Van Gogh had perhaps the best answer when he said, “if you hear a voice telling you you cannot paint, then paint My Boy, and that voice will be silenced.”  Van Gogh heard that voice.  He fought that voice, which sounded in his own head.  The paintings he left — in their great beauty and brightness — are the answers he gives us. 

The cure for a lack of confidence is work.  Just do it.

 

Establishing Order

Interior designers and artists have a lot in common when it comes to still life. Both are engaged in arranging objects into beautiful and significant relationships. Often the kinds of objects are similar too: vases, flowers, objets d’art, textiles, and tabletops.  Moreover, these arrangements are intended to tell us a story about someone’s life.
I had some inkling I was meant to be an artist from an early age because I was fascinated with anything visual, including carpets, textiles and furnishings. And now I recognize all over again, in a somewhat different way, that I’m meant for art every time I go to the grocery store and find myself faced with the task of putting my groceries on the conveyor belt.  Merely to lay out the items for purchase is not satisfying. I have to arrange them. It’s an odd inner need, evidently, almost a craving to establish order. Boxes must be arranged together by size. Cylinders must be placed with cylinders (this principle is good with paper towels, toilet paper, stuff like that). So, it often happens that humble tasks can reveal profound things about the self: as here my learning an autobiographical fact in a very plain and quotidian setting.
Anyway  —  in art, in still life — one has a decidedly more deliberate kind of ordering to recognize.  When I painted the still life of cabbage and potatoes, I was aware of Van Gogh having painted potatoes in his early work.  For Van Gogh the subject represented an identification with the peasants who dig their livelihood out of the earth.  For me, the subject represented an identification with Van Gogh as the 19th century painter who most epitomized my idea of the modern

That much accounts for the subject generally.  But the particular arrangement of objects, the cabbage in the center, the potatoes clumped around it like chicks around a mother hen — that specific ensemble has meaning — it really does! — but I was not aware of creating it.  Yet it is the very core of what the painting is about.

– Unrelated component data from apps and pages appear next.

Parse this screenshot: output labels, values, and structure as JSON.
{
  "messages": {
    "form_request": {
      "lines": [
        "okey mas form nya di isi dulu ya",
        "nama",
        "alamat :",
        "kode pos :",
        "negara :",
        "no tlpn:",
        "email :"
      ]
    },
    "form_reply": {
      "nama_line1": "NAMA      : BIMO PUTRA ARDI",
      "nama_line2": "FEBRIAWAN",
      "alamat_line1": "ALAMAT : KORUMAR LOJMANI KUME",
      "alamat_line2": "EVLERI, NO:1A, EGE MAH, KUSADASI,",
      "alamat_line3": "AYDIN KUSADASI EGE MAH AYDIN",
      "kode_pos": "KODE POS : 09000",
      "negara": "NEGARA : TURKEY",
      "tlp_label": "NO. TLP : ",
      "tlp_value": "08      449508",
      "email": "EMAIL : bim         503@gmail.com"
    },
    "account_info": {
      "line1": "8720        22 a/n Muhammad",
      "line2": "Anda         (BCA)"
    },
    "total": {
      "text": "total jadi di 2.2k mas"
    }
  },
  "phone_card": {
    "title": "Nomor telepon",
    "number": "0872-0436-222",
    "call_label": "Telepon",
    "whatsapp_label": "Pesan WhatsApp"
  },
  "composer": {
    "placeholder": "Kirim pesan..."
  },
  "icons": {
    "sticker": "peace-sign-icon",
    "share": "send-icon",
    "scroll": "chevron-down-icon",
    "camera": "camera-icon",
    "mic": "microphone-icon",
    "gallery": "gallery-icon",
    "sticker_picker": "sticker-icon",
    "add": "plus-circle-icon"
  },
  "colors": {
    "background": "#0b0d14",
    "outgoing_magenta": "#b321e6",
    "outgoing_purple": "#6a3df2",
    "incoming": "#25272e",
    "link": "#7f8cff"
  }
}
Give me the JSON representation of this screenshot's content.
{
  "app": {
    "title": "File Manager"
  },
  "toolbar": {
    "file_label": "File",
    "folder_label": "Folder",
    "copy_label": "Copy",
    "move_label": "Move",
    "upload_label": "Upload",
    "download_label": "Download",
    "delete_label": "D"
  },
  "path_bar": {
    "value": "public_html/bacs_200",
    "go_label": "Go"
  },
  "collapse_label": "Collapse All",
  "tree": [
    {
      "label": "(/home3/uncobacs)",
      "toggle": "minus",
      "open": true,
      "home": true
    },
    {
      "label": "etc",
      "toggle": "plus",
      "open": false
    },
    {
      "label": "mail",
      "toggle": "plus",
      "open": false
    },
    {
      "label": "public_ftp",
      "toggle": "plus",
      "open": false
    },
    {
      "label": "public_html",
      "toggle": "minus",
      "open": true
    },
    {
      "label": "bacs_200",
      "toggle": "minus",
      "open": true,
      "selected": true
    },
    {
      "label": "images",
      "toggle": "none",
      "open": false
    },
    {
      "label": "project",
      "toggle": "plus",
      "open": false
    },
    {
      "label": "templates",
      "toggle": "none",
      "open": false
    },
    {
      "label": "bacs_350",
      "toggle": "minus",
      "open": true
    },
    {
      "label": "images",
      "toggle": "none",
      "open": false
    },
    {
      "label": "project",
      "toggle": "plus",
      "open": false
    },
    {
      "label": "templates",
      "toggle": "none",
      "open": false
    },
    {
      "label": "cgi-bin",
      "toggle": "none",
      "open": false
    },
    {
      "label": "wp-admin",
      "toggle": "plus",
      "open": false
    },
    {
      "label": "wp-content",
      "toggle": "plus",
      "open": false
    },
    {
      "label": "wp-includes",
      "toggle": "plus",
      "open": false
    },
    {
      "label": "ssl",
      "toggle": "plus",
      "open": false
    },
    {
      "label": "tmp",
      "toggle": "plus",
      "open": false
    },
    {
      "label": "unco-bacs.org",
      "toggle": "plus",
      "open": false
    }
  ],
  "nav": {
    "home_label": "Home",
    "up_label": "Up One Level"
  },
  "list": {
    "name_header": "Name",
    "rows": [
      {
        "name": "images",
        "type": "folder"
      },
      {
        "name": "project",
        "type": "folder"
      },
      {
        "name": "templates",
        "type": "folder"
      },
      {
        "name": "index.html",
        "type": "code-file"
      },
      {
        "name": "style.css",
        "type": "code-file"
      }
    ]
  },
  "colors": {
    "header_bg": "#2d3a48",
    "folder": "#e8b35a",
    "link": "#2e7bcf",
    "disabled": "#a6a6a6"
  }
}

As I say, I always had something in common with interior designers.  When you are arranging things — perhaps quite unconsciously — all toward the purpose of discovering meaning, whether it is self-knowledge or knowledge about a whole society — that is certainly a very noble branch of design generally and even of interior design in the finest sense, understood as relating to the decoration of the soul.